While no one has to agree with him, the article is worth reading.
24 July 2004
THE seriousness of the Darfur crisis in Sudan is deepening and the diplomatic pressure on Khartoum of the last few months is now changing to open talk of UN-sanctioned military intervention. The Sudanese government is still arguing that it is caught in a long-running civil war and no outside powers should seek to meddle in its internal affairs. Unfortunately its unhelpful responses to successive diplomatic interventions have strengthened the hand of countries that wish to intervene. It will not be long before no one is interested in hearing Khartoumâ€™s side of events and the focus will be entirely on alleviating the humanitarian tragedy that is unfolding for over a million black Sudanese citizens. This is likely also to involve action against the Janjawid militias that have driven this tide of humanity, their fellow Muslims, from its homes and villages in Darfur.
I missed this editorial of a couple of days ago. I think it very typical of how Saudi Arabia approaches foreign affairs: trying to get those most involved to settle their differences without violence and confrontation. It’s clear, too, though that there are limits to that approach: the Sudanese government has very little time left to find a solution before a solution is imposed. The Saudis will not have a difficult time deciding which side to come down on: Muslims killing Muslims is not acceptable, no matter their color.
[Update 07/27: I very much think the Saudis try to avoid conflicts wherever they can. Sudan, as a member of the Arab League, is by definition "Arab". So the Saudis are going to try even harder to avoid taking a position that puts them at loggerheads with the Sudanese government. That government is "legitimate" (and I agree that their demonstrated level of competence is falling fast), putting more pressure on the Saudis to avoid bringing it down.

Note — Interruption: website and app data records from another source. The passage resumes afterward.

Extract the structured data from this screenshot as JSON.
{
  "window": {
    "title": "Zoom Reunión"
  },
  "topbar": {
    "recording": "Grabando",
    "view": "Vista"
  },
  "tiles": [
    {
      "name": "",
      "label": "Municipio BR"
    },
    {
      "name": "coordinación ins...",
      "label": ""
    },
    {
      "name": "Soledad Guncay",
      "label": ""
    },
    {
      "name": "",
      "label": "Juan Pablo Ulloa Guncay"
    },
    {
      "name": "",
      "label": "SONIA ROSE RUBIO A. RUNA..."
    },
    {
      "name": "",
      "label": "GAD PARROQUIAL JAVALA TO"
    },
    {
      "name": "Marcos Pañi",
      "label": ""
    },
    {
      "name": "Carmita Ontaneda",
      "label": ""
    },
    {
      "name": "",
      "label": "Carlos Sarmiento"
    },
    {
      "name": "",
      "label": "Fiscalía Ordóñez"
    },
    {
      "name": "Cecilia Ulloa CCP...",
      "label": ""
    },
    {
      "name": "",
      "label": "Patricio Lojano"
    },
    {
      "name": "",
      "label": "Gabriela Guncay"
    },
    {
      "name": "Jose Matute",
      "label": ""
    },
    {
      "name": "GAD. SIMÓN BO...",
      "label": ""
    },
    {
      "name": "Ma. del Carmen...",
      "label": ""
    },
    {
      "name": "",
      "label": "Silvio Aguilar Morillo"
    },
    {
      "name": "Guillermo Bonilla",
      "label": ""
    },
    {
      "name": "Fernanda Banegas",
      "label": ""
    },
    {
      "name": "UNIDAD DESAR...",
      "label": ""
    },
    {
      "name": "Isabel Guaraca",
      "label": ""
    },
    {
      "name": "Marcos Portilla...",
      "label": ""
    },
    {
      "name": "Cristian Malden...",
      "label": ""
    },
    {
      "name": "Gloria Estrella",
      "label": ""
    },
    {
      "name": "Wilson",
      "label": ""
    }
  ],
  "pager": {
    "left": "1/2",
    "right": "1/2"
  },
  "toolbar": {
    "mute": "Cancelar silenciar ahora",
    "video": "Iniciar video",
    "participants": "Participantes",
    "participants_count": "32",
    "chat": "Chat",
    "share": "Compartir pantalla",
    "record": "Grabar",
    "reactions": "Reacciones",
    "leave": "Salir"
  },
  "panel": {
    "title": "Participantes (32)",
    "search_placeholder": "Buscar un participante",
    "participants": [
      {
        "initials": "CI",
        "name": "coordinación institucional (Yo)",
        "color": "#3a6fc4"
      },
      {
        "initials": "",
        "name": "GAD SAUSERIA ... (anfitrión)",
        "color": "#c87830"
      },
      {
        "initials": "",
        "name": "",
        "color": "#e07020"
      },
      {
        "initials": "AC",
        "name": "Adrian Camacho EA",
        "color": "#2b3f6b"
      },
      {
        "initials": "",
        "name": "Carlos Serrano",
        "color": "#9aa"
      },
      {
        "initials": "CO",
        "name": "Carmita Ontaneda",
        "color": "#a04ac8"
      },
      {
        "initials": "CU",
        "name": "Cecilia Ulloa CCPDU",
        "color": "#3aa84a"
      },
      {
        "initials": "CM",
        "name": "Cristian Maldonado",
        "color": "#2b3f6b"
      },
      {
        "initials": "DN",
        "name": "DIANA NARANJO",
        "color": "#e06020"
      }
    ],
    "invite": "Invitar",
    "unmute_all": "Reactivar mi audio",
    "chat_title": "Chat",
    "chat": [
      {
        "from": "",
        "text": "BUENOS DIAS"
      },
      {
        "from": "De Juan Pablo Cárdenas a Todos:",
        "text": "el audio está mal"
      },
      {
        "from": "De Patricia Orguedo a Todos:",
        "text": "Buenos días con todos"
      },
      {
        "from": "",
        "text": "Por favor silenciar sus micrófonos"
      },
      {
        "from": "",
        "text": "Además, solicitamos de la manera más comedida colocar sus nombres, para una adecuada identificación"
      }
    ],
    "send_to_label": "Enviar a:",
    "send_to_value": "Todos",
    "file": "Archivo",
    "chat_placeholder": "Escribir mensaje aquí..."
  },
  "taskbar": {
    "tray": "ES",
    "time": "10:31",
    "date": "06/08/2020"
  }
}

That, I think, is what makes this editorial so interesting. It's showing that the Saudis do have a limit, even when avoiding problems. I do believe that 9/11/01 and 5/12/03 have finally convinced the Saudis that some problems won't go away by themselves. The government seems to be asserting itself to push for an end to the chaos in Dafur.
I note there is no big rush on the part of the Arab League to get involved here. Let's see if the Saudis try to get something going on that front.
And Patrick, thanks for the tinyurl.com link. That's going to be standard from now on.]
Today’s Saudi Gazette shows that the Saudis–like the Poles–are onto Michael Moore’s exercise in propaganda. This article points particularly at Moore’s false allegations about Saudis flying out of the US prematurely and without having been investigated by the FBI.
JEDDAH, 27 July 2004 â€” A second Saudi has died in Jeddah as a result of dengue fever in a private hospital, Okaz daily reported yesterday.
The cases of suspected dengue fever reported in Jeddah hospitals has now reached 251. Of these 145 cases were confirmed by laboratory tests. Most of these cases were treated and only 11 patients remain in hospital.
While health care in Saudi Arabia is far above Third World standards, it’s not downtown Omaha. Right now, the country is facing problems with “Malta fever” (brucellosis) as well as Dengue Fever. This reports goes into some detail about the prevalence of the latter.